Problem details:
Search the data for the string "Atemwegserkrankung" and copy each line where it turns up.

Data shown:
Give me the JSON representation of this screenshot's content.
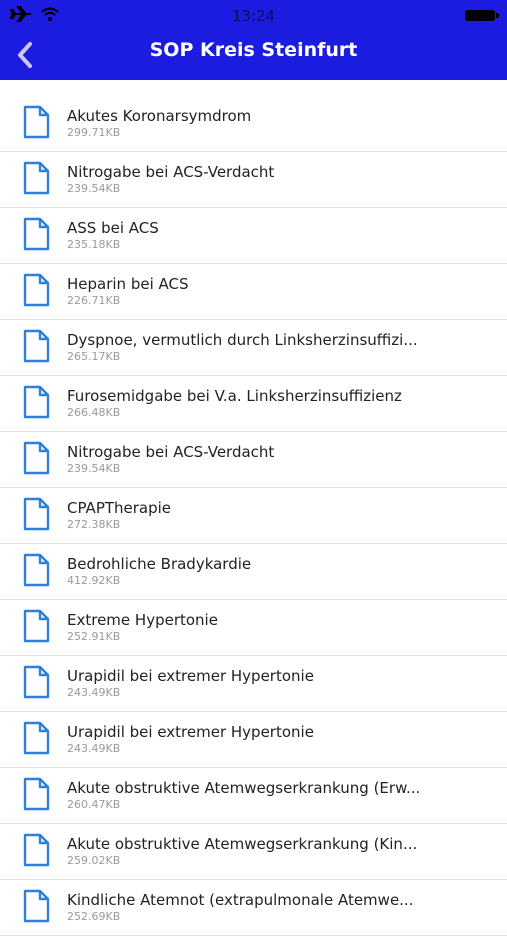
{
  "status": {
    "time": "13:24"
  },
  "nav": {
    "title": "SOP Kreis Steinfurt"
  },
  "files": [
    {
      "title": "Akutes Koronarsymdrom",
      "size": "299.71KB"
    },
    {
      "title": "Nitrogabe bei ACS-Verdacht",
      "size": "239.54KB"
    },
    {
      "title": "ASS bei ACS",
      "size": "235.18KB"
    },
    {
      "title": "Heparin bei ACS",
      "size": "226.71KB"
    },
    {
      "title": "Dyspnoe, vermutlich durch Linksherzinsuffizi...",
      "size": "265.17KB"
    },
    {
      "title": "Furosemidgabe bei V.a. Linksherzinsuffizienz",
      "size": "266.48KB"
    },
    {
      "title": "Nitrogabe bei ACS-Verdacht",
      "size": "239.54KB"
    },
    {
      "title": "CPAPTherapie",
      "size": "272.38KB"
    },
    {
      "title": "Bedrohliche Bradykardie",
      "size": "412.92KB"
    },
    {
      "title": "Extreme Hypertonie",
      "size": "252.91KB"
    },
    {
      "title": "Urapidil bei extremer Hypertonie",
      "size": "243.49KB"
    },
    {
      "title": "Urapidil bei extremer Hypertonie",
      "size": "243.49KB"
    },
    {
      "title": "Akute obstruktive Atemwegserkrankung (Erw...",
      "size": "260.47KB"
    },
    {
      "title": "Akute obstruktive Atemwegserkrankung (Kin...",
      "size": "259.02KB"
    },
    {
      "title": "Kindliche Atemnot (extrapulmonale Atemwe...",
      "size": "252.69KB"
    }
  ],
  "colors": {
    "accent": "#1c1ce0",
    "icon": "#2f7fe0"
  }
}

Answer area:
      "title": "Akute obstruktive Atemwegserkrankung (Erw...",
      "title": "Akute obstruktive Atemwegserkrankung (Kin...",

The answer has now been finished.